After moving to Chile, I quickly learned that you have to be ready to change your Spanish vocabulary, depending on the country that you’re in. The vocabulary terms that you may have learned in Spanish class are not always the correct terms. In this post, I’ll be presenting words that I was taught in class, along with the word that is more frequently used in Chile. (Side note: Keep in mind that the first word is also correct and acceptable. Nonetheless, the second option is more common in the Chilean dialect of Spanish).
1. Aguacate → Palta
You will most likely hear the word palta within a few days of arriving in Chile. I don’t know about you guys, but I wasn’t taught this word in Spanish class. Palta is a significant word to know in Chile as Chileans love avocado almost as much as they love marraqueta bread (that means a lot). Avocado is typically spread across bread for breakfast and also eaten again with bread for the Chilean version of tea time, called once. Furthermore, the avocados in Chile look a little different from what you see in the United States. Here, palta is much smaller, softer, and greener.
Example: Oye, la palta se ve muy buena.
2. Autobús → Micro
If you’re planning on using public transport in Santiago, I recommend memorizing this word now. Las micros are the public buses that run throughout Santiago and can be used by putting money onto a Bip! Card. In Santiago, when referencing regular buses like the ones that run from city to city, these are called buses. However, when talking about Santiago city buses, the word micro is always used. The micros can be a pain because they run at various times and sometimes even drive by you while you are waving them down (I know from personal experience). Thus, it’s quite common to hear the word followed by an expletive (¡Micro culiada!). I won’t translate that…
Example: ¿Cuál micro tomo para llegar a tu casa?
3. Novio → Pololo
I have searched online many a time trying to find the etymology of the word pololo/polola, used in Chile to mean boyfriend/girlfriend. I have yet to find a consensus on the root of this common word, but many people indicate that it comes from the indigenous language of Chile, mapundungun. In Spanish class, I was always taught to use the word novio/novia. However, in Chile the versions of novio/novia indicate something utterly different than pololo/polola: they are used for when a couple is engaged to be married. So, be careful when introducing your boyfriend in Chile, because people may tell you “congratulations” if you use the word novio.

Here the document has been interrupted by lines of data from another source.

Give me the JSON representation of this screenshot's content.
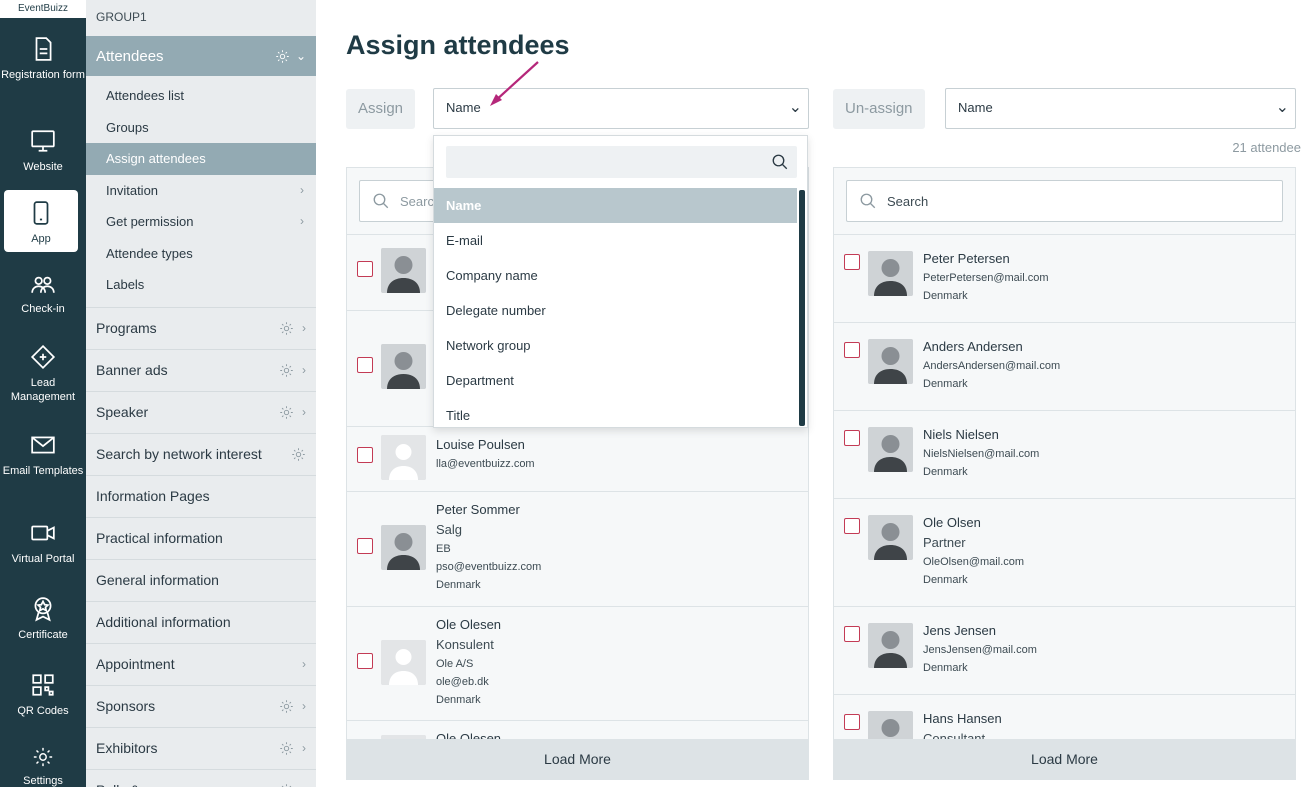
{
  "rail": {
    "brand": "EventBuizz",
    "items": [
      {
        "label": "Registration form",
        "icon": "document-icon"
      },
      {
        "label": "Website",
        "icon": "monitor-icon"
      },
      {
        "label": "App",
        "icon": "phone-icon",
        "active": true
      },
      {
        "label": "Check-in",
        "icon": "people-icon"
      },
      {
        "label": "Lead Management",
        "icon": "lead-icon"
      },
      {
        "label": "Email Templates",
        "icon": "email-icon"
      },
      {
        "label": "Virtual Portal",
        "icon": "video-icon"
      },
      {
        "label": "Certificate",
        "icon": "certificate-icon"
      },
      {
        "label": "QR Codes",
        "icon": "qr-icon"
      },
      {
        "label": "Settings",
        "icon": "gear-icon"
      }
    ]
  },
  "sidebar": {
    "group": "GROUP1",
    "section": "Attendees",
    "sub_items": [
      {
        "label": "Attendees list"
      },
      {
        "label": "Groups"
      },
      {
        "label": "Assign attendees",
        "active": true
      },
      {
        "label": "Invitation",
        "chevron": true
      },
      {
        "label": "Get permission",
        "chevron": true
      },
      {
        "label": "Attendee types"
      },
      {
        "label": "Labels"
      }
    ],
    "rows": [
      {
        "label": "Programs",
        "gear": true,
        "chevron": true
      },
      {
        "label": "Banner ads",
        "gear": true,
        "chevron": true
      },
      {
        "label": "Speaker",
        "gear": true,
        "chevron": true
      },
      {
        "label": "Search by network interest",
        "gear": true,
        "chevron": false
      },
      {
        "label": "Information Pages",
        "gear": false,
        "chevron": false
      },
      {
        "label": "Practical information",
        "gear": false,
        "chevron": false
      },
      {
        "label": "General information",
        "gear": false,
        "chevron": false
      },
      {
        "label": "Additional information",
        "gear": false,
        "chevron": false
      },
      {
        "label": "Appointment",
        "gear": false,
        "chevron": true
      },
      {
        "label": "Sponsors",
        "gear": true,
        "chevron": true
      },
      {
        "label": "Exhibitors",
        "gear": true,
        "chevron": true
      },
      {
        "label": "Polls & surveys",
        "gear": true,
        "chevron": true
      }
    ]
  },
  "main": {
    "title": "Assign attendees",
    "assign_label": "Assign",
    "assign_select": "Name",
    "unassign_label": "Un-assign",
    "unassign_select": "Name",
    "count": "21 attendee",
    "search_placeholder": "Search",
    "load_more": "Load More",
    "dropdown_options": [
      "Name",
      "E-mail",
      "Company name",
      "Delegate number",
      "Network group",
      "Department",
      "Title"
    ],
    "left_list": [
      {
        "name": "",
        "lines": []
      },
      {
        "name": "",
        "lines": []
      },
      {
        "name": "Louise Poulsen",
        "lines": [
          "lla@eventbuizz.com"
        ]
      },
      {
        "name": "Peter Sommer",
        "position": "Salg",
        "lines": [
          "EB",
          "pso@eventbuizz.com",
          "Denmark"
        ]
      },
      {
        "name": "Ole Olesen",
        "position": "Konsulent",
        "lines": [
          "Ole A/S",
          "ole@eb.dk",
          "Denmark"
        ]
      },
      {
        "name": "Ole Olesen",
        "lines": []
      }
    ],
    "right_list": [
      {
        "name": "Peter Petersen",
        "lines": [
          "PeterPetersen@mail.com",
          "Denmark"
        ]
      },
      {
        "name": "Anders Andersen",
        "lines": [
          "AndersAndersen@mail.com",
          "Denmark"
        ]
      },
      {
        "name": "Niels Nielsen",
        "lines": [
          "NielsNielsen@mail.com",
          "Denmark"
        ]
      },
      {
        "name": "Ole Olsen",
        "position": "Partner",
        "lines": [
          "OleOlsen@mail.com",
          "Denmark"
        ]
      },
      {
        "name": "Jens Jensen",
        "lines": [
          "JensJensen@mail.com",
          "Denmark"
        ]
      },
      {
        "name": "Hans Hansen",
        "position": "Consultant",
        "lines": []
      }
    ]
  },
  "colors": {
    "rail": "#1f3b45",
    "accent": "#93aab3",
    "checkbox": "#c33b55",
    "arrow": "#b5277a"
  }
}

Example: No seai tan jote weon, ella ya tiene pololo.
4. Lo Siento → Sorry
That’s right, Chilean Spanish uses the English word “sorry”, but with the double r pronounced as the typical Spanish rolling r. You’d be surprised at how many English words you can get away with using in a Spanish accent in Chile, and I will make sure to write about this in another post. Be aware that sorry isn’t the only way to apologize as disculpa and perdón are also common, but you really won’t hear lo siento often.
Example: Sorry, no quería hacerte sentir así.

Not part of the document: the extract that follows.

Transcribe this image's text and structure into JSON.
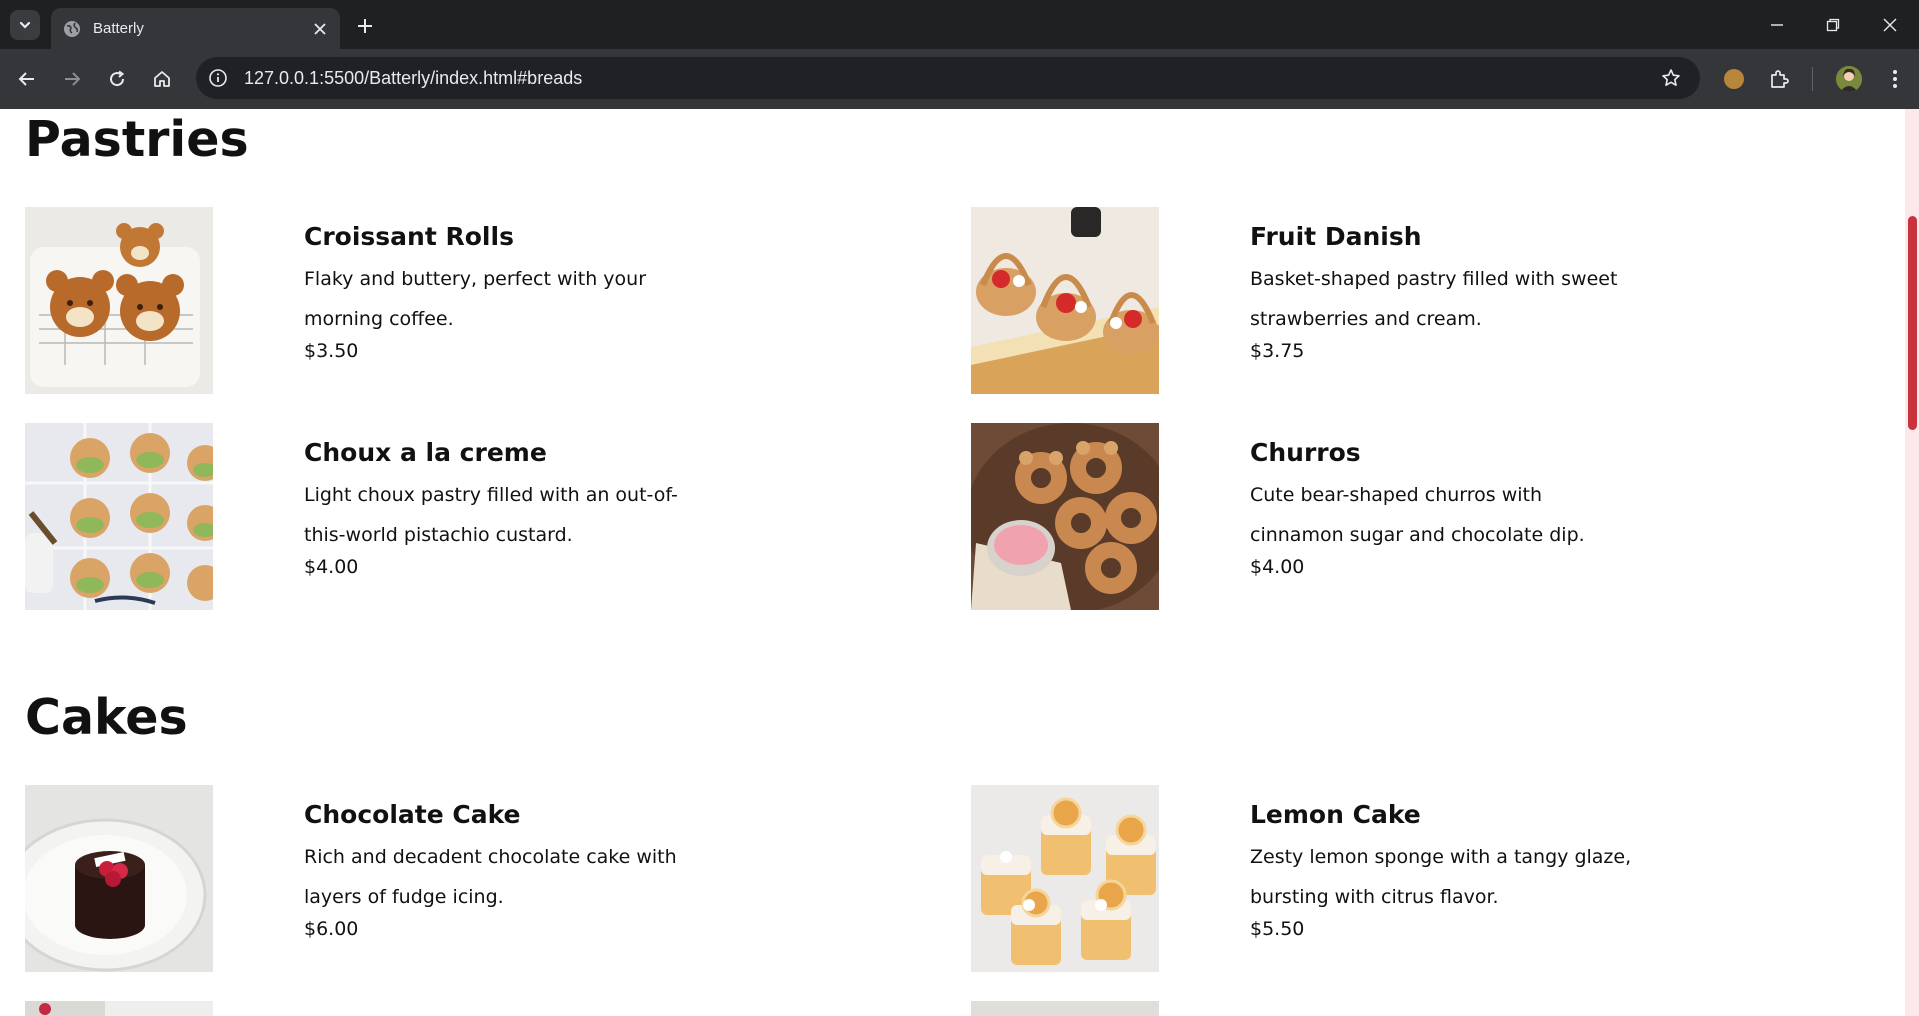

5. Cerveza → Chela
Although the word cerveza will always be understood as “beer”, I find that Chileans more commonly say chela. This word could be derived from the phrase cerveza helada. Popular drinks in Chile also include michelada, which is a mixture of beer, lime juice, salt, and spices.
Example: Queri una chela? Tenemos Escudo y Kuntsmann.
6. Bebé → Guagua
Guagua is another word with an unclear etymology. Some people say that we use the word guagua in Chile for “baby”, because it means “baby” in the Mapuche language, mapundungun. Others say that guagua is an onomatopoeia for the sound that babies make when they cry “guaaaaa guaaaa”. You will hear both the words bebé and guagua in Chile, but most likely you’ll hear guagua used more often in informal speech.
Example: Tu sobrina es la guagua más linda de Chile.
7. Carro → Auto
I find it quite interesting that the word for “car” varies so much from country to country. When I was living in the south of Spain, it was always coche. In school, I was taught carro (I’m supposing that this is more of a Mexican Spanish variant?), while in Chile the common word is auto. If you use the word carro, you will be understood in Chile, but the word here is always auto.
Example: Vamos en mi autito, será más rápido.
8. Fiesta → Carrete
This one is pretty easy to remember, because you’ll most likely be invited to carretear (to party) during your visit. Although its etymology is debated, this word may stem from its original meaning of a sewing bobbin. Many say that the word evolved from a time of day when women would chat and sew in the evening to a much bolder definition of a full-on party.
Example: El viernes tendremos un carrete en mi depto.
9. Tráfico → Taco
After living in Chile, the word taco may not be as enjoyable as you once thought it was. You see, while we typically think of a taco being a delicious Mexican food, it means “traffic” in Chile. Particularly for those living in Santiago, taco will become your worst enemy.
Example: Voy a tener que esperar que pase el taco.
10. Trabajo → Pega
Pega is a funny word for your job when you think about where this word comes from. If you have any background with Spanish, you’ll know that the verb pegar typically means “to hit/ to strike”. Therefore, we can conclude that this word has a bit of a negative connotation.
Example: Es difícil encontrar una pega sin un pituto.